— Brief —
Repeat the entries exactly as they stand.
==== Data provided ====
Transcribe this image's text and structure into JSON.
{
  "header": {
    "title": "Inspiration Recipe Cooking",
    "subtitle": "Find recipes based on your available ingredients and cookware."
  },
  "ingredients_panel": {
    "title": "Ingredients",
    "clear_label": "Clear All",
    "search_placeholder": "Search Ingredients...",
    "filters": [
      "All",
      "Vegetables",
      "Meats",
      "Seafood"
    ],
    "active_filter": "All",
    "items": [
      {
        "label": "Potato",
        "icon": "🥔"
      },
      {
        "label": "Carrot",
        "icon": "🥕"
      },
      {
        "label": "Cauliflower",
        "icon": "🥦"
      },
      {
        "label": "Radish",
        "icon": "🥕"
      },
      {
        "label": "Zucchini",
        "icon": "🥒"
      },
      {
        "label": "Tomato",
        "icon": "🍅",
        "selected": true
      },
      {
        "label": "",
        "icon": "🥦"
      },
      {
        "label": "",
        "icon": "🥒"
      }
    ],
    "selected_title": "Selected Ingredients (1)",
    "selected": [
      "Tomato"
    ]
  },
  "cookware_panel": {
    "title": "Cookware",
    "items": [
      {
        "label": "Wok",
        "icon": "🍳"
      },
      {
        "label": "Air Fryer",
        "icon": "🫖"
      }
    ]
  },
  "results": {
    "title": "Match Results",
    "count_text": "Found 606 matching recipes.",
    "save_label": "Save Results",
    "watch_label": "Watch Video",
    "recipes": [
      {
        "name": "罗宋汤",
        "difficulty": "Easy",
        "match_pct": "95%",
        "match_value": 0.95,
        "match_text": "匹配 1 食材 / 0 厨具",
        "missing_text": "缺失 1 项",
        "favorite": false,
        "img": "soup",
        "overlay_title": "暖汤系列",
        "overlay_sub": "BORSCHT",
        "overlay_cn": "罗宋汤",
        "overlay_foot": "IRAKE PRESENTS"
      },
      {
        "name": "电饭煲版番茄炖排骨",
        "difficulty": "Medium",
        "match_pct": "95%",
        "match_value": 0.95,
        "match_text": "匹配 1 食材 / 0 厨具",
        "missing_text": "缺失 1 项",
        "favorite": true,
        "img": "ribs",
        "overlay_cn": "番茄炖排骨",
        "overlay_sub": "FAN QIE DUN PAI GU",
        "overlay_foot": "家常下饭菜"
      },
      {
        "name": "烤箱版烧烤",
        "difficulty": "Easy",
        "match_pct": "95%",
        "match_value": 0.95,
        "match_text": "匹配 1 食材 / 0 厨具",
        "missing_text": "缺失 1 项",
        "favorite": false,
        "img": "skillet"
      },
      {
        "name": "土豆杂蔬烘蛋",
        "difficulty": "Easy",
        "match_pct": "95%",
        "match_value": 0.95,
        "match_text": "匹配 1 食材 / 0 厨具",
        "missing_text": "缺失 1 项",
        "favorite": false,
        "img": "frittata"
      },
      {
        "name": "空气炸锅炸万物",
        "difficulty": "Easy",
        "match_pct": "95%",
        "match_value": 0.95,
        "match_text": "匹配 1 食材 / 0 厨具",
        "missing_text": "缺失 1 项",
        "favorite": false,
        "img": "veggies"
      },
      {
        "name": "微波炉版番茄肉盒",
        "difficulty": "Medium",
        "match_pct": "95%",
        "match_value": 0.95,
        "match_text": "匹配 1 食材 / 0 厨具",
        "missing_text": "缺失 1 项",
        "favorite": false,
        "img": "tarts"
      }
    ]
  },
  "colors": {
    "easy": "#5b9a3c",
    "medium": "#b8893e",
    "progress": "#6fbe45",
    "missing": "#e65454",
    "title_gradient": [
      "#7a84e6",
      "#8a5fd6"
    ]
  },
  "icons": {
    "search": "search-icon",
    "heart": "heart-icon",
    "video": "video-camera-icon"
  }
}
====
— Exercise result —
Transcribe this image's text and structure into JSON.
{
  "header": {
    "title": "Inspiration Recipe Cooking",
    "subtitle": "Find recipes based on your available ingredients and cookware."
  },
  "ingredients_panel": {
    "title": "Ingredients",
    "clear_label": "Clear All",
    "search_placeholder": "Search Ingredients...",
    "filters": [
      "All",
      "Vegetables",
      "Meats",
      "Seafood"
    ],
    "active_filter": "All",
    "items": [
      {
        "label": "Potato",
        "icon": "🥔"
      },
      {
        "label": "Carrot",
        "icon": "🥕"
      },
      {
        "label": "Cauliflower",
        "icon": "🥦"
      },
      {
        "label": "Radish",
        "icon": "🥕"
      },
      {
        "label": "Zucchini",
        "icon": "🥒"
      },
      {
        "label": "Tomato",
        "icon": "🍅",
        "selected": true
      },
      {
        "label": "",
        "icon": "🥦"
      },
      {
        "label": "",
        "icon": "🥒"
      }
    ],
    "selected_title": "Selected Ingredients (1)",
    "selected": [
      "Tomato"
    ]
  },
  "cookware_panel": {
    "title": "Cookware",
    "items": [
      {
        "label": "Wok",
        "icon": "🍳"
      },
      {
        "label": "Air Fryer",
        "icon": "🫖"
      }
    ]
  },
  "results": {
    "title": "Match Results",
    "count_text": "Found 606 matching recipes.",
    "save_label": "Save Results",
    "watch_label": "Watch Video",
    "recipes": [
      {
        "name": "罗宋汤",
        "difficulty": "Easy",
        "match_pct": "95%",
        "match_value": 0.95,
        "match_text": "匹配 1 食材 / 0 厨具",
        "missing_text": "缺失 1 项",
        "favorite": false,
        "img": "soup",
        "overlay_title": "暖汤系列",
        "overlay_sub": "BORSCHT",
        "overlay_cn": "罗宋汤",
        "overlay_foot": "IRAKE PRESENTS"
      },
      {
        "name": "电饭煲版番茄炖排骨",
        "difficulty": "Medium",
        "match_pct": "95%",
        "match_value": 0.95,
        "match_text": "匹配 1 食材 / 0 厨具",
        "missing_text": "缺失 1 项",
        "favorite": true,
        "img": "ribs",
        "overlay_cn": "番茄炖排骨",
        "overlay_sub": "FAN QIE DUN PAI GU",
        "overlay_foot": "家常下饭菜"
      },
      {
        "name": "烤箱版烧烤",
        "difficulty": "Easy",
        "match_pct": "95%",
        "match_value": 0.95,
        "match_text": "匹配 1 食材 / 0 厨具",
        "missing_text": "缺失 1 项",
        "favorite": false,
        "img": "skillet"
      },
      {
        "name": "土豆杂蔬烘蛋",
        "difficulty": "Easy",
        "match_pct": "95%",
        "match_value": 0.95,
        "match_text": "匹配 1 食材 / 0 厨具",
        "missing_text": "缺失 1 项",
        "favorite": false,
        "img": "frittata"
      },
      {
        "name": "空气炸锅炸万物",
        "difficulty": "Easy",
        "match_pct": "95%",
        "match_value": 0.95,
        "match_text": "匹配 1 食材 / 0 厨具",
        "missing_text": "缺失 1 项",
        "favorite": false,
        "img": "veggies"
      },
      {
        "name": "微波炉版番茄肉盒",
        "difficulty": "Medium",
        "match_pct": "95%",
        "match_value": 0.95,
        "match_text": "匹配 1 食材 / 0 厨具",
        "missing_text": "缺失 1 项",
        "favorite": false,
        "img": "tarts"
      }
    ]
  },
  "colors": {
    "easy": "#5b9a3c",
    "medium": "#b8893e",
    "progress": "#6fbe45",
    "missing": "#e65454",
    "title_gradient": [
      "#7a84e6",
      "#8a5fd6"
    ]
  },
  "icons": {
    "search": "search-icon",
    "heart": "heart-icon",
    "video": "video-camera-icon"
  }
}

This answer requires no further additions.